She’s not awkward in front of reporters or incapable of telling her story in a compelling way. It’s just that branding for her full-service creative agency tends to take a back seat to her work for clients.

She named her agency Jane Smith. The new headquarters — which also has a photo studio and serves as an event space for clients — opened up quietly on a stretch of Santa Monica Boulevard in Hollywood in an all white, single-story brick building. The 2,000-square-foot office is not something one just stumbles upon during a stroll; visitors entering are there with purpose.

“There are many creative agencies, but I think what we do is just a different kind of approach,” Goldstein said. “I’m horrible at self promotion. Even the name of my agency is anti-self-promotion.”

Still, she’s drummed up a steady roster of high-profile brands such as Sephora, Lucky Brand, Vogue, DKNY, BKR water bottles, Violet Grey, Elie Tahari, True Religion and BCBG Max Azria.

Goldstein also buys into her clients’ brands — sometimes quite literally. She’s been on the board of BKR for about six months and has equity stakes in other companies, sometimes striking deals with start-ups. Those young companies, which Goldstein declined to disclose, may not have the funds to pay her traditional fees and instead swap equity for her work — something she does if she believes enough in the brand.

“We get approached by a lot of companies that are in invention stage so an entrepreneur that has an idea will come to us and we’ll have them articulate their idea to us and we’ll do a brand book. So a lot of things we’re working on are confidential,” she said.

The office’s current workload totals about five clients, but that fluctuates based on projects.
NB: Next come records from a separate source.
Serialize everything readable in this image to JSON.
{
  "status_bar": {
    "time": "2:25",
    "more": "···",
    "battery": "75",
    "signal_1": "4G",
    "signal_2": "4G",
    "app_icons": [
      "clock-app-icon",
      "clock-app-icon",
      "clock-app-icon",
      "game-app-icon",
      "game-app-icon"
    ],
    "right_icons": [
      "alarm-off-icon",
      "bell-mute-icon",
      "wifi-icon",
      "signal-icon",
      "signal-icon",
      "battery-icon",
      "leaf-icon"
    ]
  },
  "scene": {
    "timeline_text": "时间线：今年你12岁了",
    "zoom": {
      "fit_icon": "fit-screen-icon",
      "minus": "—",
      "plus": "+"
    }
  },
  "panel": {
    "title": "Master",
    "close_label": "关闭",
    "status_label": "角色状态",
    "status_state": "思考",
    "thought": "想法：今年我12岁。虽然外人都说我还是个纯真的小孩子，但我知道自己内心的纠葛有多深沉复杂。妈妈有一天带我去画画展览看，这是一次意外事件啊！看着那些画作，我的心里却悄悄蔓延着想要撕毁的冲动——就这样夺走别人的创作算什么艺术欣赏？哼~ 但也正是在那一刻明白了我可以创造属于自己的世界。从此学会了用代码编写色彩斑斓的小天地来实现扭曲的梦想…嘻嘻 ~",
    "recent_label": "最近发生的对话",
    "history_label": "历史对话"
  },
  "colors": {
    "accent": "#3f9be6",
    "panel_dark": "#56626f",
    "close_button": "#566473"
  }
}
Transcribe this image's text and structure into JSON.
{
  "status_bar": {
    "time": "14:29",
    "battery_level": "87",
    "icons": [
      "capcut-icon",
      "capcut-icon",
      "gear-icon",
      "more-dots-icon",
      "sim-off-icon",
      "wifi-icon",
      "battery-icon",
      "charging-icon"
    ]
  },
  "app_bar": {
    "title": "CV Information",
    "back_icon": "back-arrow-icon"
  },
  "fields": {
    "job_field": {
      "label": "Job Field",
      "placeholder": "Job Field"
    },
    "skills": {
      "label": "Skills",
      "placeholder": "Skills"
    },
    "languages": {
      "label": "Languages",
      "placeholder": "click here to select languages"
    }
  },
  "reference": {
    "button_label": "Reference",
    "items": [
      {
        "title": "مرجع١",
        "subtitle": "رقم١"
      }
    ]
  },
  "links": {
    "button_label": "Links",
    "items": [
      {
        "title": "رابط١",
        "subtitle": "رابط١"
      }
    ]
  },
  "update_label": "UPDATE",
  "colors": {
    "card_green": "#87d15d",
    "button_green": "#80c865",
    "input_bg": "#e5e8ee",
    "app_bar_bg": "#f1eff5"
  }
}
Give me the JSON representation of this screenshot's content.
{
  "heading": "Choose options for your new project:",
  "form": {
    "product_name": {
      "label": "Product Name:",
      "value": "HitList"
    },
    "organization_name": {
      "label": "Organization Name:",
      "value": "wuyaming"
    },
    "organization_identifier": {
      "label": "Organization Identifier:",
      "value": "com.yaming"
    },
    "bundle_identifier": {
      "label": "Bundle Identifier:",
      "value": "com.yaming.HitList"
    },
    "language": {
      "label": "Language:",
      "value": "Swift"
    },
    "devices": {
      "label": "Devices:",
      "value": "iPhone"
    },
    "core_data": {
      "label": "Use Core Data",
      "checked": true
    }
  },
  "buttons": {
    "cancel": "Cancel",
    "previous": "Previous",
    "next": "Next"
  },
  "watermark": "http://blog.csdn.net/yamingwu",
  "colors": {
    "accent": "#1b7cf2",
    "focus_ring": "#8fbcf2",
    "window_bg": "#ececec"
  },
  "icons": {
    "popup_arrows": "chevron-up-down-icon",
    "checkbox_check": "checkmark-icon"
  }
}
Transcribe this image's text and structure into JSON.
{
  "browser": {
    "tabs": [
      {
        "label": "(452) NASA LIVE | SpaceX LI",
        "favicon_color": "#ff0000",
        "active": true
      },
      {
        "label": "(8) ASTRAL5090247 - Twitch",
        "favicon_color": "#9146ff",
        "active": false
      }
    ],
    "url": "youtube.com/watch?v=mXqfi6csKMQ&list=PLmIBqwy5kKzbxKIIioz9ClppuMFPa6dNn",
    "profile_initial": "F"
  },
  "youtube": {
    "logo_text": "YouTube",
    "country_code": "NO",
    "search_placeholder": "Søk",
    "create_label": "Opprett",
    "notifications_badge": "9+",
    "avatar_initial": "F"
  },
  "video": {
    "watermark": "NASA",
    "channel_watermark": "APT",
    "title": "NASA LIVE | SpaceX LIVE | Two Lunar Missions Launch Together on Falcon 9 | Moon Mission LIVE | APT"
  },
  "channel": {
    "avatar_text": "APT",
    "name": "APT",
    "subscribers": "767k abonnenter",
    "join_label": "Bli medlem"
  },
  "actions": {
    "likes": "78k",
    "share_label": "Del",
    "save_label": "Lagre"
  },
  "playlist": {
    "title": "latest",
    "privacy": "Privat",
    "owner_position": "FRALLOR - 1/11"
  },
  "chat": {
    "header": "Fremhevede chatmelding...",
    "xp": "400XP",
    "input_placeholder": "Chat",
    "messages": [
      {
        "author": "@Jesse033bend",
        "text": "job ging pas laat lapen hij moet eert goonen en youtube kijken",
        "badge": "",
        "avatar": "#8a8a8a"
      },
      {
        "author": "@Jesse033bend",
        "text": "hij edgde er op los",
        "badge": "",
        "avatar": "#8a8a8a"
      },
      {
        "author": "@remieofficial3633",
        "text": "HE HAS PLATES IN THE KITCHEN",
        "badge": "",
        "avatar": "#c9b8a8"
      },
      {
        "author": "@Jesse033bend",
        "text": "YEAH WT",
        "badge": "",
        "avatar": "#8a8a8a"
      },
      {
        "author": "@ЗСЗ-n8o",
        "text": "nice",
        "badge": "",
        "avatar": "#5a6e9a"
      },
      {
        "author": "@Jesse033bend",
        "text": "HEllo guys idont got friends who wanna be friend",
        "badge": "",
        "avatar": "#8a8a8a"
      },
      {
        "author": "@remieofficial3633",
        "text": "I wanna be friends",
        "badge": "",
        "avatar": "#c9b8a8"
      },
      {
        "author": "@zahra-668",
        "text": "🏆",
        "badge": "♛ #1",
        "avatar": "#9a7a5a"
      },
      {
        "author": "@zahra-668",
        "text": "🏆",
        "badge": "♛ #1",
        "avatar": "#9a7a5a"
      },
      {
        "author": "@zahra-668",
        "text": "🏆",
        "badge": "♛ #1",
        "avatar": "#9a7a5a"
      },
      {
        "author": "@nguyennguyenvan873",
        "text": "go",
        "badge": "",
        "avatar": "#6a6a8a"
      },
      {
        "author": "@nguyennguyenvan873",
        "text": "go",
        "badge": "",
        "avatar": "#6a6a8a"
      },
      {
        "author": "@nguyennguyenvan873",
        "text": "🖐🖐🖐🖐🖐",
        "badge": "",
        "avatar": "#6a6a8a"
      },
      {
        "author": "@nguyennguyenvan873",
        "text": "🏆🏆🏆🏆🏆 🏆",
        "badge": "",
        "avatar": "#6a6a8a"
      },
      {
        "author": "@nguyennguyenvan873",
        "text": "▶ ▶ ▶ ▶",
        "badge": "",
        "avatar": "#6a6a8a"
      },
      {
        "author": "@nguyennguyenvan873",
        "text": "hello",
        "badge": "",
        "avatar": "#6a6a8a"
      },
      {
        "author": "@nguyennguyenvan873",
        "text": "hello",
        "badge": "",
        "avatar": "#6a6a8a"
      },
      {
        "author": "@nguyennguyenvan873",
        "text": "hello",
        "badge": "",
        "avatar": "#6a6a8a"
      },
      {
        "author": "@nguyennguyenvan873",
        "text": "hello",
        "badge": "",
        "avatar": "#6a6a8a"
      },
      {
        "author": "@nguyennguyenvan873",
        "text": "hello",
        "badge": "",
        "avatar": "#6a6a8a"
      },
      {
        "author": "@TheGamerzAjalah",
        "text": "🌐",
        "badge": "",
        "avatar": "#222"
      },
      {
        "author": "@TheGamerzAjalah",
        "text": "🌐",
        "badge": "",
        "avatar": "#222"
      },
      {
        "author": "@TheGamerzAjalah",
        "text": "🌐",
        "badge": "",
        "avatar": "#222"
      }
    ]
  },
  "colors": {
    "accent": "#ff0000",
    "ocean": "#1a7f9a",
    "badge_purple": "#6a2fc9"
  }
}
One of those five is a designer, which Goldstein was unable to discuss, who is in the midst of starting her own brand.

Jane Smith evolved about three years ago when Goldstein, a photographer and creative director, was consulting. A constant stream of clients prompted her to formalize an agency. Her newly opened office — with a staff of about 10 and a few more positions yet to be filled — services clients mainly in the fashion and beauty sectors doing everything from ad campaigns to content and digital strategy. Any communication that could potentially touch the consumer, Jane Smith might potentially handle.

The office opening is good timing, with Goldstein seeing ad spend among clients and across the broader industry generally on the rise in comparison to where it was a few years ago. How those dollars are being spent though is evolving, she pointed out.

“Our job’s changed quite a bit,” she said. “We used to have a photo shoot and we’d shoot something for an ad campaign and then those images would run in a magazine or on a billboard. Now that content has to work three times as hard. We have to take into account mobile, social media, digital and really map out how all that content unfolds. It also has to drive sales. And quantity of content. A lot of companies right now aren’t necessarily buying big media in magazines, but they have to have frequency of content for their digital, for their social media.”

Eventually, Goldstein said, she sees the office evolving into an incubator space for creatives and a place for events. And once the photo studio is up and running, it will allow her to do impromptu photo shoots with office guests.